However, the arguments against the abolition of trade and tariff barriers put forward are that the rich countries have tended to maintain protectionist policies (for example, the long delay in the agreed phasing out of the Multifibre Agreement, which makes it difficult for less developed countries to export textiles to the EU), and that poorer countries do not have the type of manufacturing infrastructure and economies of scale to enjoy the benefits of free trade. The growth of multi-national firms has contributed to the rapid increase in globalisation.
Firstly, a multi-national firm can be defined as a company that produces in more than one country.
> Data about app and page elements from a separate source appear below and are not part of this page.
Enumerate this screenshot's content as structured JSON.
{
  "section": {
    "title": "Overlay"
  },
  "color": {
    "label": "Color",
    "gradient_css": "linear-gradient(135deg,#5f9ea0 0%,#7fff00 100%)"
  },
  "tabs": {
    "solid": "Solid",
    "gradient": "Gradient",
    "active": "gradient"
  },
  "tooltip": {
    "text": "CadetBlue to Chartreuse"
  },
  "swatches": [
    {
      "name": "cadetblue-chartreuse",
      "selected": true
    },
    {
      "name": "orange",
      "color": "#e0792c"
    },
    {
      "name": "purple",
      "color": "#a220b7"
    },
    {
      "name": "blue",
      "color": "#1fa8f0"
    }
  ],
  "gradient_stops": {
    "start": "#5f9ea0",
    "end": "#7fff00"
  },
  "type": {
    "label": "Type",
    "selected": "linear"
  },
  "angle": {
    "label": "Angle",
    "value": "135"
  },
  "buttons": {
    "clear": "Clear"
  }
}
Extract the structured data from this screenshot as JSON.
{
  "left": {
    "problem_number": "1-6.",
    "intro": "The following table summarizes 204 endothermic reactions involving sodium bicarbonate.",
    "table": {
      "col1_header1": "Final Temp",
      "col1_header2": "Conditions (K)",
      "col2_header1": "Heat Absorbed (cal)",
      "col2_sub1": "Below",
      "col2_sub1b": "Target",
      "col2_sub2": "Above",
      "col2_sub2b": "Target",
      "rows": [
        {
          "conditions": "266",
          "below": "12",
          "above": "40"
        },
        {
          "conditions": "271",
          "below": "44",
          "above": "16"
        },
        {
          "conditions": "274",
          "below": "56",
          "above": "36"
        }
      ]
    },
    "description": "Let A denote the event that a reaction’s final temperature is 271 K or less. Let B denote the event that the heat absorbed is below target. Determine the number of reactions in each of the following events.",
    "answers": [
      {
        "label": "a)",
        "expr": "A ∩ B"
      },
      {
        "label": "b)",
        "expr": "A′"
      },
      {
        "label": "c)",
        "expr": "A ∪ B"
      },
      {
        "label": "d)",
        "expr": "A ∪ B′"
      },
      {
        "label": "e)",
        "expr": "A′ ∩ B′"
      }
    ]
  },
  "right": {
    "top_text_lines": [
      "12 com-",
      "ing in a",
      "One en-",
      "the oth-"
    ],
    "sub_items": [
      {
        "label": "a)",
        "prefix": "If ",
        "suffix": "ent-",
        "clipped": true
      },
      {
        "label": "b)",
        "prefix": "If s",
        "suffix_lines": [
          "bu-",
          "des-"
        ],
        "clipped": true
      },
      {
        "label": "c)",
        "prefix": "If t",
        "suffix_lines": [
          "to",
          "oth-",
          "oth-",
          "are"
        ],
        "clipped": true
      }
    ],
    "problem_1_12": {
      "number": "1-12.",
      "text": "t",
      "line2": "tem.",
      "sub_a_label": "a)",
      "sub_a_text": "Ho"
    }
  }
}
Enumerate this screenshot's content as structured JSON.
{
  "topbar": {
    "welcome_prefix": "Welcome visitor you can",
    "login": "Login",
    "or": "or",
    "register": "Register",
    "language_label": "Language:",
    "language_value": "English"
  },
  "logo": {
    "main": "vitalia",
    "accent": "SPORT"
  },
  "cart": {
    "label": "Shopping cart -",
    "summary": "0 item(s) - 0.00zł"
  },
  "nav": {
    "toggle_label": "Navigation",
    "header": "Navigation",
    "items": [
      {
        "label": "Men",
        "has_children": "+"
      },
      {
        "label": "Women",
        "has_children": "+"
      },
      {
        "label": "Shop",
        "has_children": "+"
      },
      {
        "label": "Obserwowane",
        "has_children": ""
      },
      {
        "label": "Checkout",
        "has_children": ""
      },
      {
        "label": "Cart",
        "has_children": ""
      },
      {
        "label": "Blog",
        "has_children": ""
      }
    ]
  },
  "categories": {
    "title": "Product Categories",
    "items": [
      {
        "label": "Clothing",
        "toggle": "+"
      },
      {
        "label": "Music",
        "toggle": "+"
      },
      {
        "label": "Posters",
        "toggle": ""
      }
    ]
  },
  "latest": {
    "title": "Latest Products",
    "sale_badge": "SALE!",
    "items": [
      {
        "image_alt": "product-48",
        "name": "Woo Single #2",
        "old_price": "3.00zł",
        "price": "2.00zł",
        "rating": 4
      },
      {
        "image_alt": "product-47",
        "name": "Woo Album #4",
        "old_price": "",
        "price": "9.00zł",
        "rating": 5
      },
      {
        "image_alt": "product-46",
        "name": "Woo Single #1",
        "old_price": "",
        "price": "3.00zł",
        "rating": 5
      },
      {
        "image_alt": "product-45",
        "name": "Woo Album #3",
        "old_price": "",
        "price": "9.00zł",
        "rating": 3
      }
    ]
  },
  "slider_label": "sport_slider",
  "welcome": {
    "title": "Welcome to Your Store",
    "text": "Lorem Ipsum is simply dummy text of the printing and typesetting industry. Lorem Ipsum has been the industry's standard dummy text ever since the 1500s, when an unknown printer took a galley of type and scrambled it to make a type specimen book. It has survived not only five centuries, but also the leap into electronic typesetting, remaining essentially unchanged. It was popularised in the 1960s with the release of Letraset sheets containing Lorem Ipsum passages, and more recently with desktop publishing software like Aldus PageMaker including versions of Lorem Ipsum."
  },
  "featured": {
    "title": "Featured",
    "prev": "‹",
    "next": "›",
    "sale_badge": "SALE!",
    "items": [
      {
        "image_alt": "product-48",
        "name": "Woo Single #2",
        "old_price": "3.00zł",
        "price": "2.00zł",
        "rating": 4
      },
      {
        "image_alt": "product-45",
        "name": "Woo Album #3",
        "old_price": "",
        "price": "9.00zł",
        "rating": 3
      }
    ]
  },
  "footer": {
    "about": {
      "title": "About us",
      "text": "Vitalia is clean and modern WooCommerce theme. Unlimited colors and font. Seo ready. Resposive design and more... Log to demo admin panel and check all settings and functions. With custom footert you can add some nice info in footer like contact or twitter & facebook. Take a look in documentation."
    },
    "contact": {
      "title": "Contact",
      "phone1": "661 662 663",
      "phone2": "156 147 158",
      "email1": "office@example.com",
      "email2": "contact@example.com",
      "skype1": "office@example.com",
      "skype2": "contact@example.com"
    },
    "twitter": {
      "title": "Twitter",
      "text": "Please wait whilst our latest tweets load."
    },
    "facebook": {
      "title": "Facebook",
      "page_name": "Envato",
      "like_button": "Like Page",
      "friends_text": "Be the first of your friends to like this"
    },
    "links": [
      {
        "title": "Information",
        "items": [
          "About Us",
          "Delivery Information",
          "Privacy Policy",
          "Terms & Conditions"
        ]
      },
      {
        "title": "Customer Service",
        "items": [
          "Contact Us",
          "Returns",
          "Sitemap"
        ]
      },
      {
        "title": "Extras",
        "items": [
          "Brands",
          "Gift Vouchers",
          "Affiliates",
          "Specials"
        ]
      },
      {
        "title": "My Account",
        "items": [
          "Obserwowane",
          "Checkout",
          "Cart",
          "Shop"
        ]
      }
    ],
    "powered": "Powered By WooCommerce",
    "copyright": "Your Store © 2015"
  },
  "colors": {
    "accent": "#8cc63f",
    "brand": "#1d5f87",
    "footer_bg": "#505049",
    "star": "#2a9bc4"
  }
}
In practice, globalisation has involved MNCs because the scale of their investment is such that the sales of the largest MNCs exceed the entire GDP of many countries. Many MNCs have moved their production from the west to developing countries because they want to benefit from that country's comparative advantage, usually access to much lower labour costs. Due to the low standard of living in many developing economies and lack of government legislation MNCs often locate in areas of high unemployment.
Therefore they are likely to benefit from a continuous cheap supply of labour. In theory, this has led to the international division of labour. National economies have become increasingly integrated, leading to a growth in the number of trading blocs and economic unions. The process has been facilitated by the increased mobility of both physical and financial capital, the latter reflecting the trend towards the abolition of capital controls, the deregulation of financial markets, and the opening up of capital markets in LDCs and in the former Soviet bloc.
Is the deregulation of financial markets a valid argument? I'm not sure how to phrase it. (Done! ) c) Outline the main economic implications of globalisation for the U. K economy (40 marks) The long term impact of the globalisation process is likely to cause further changes to the pattern of trade in goods and services. There will be many economic implications which will decide where Britain's comparative advantage will lie in the increasingly competitive global economy.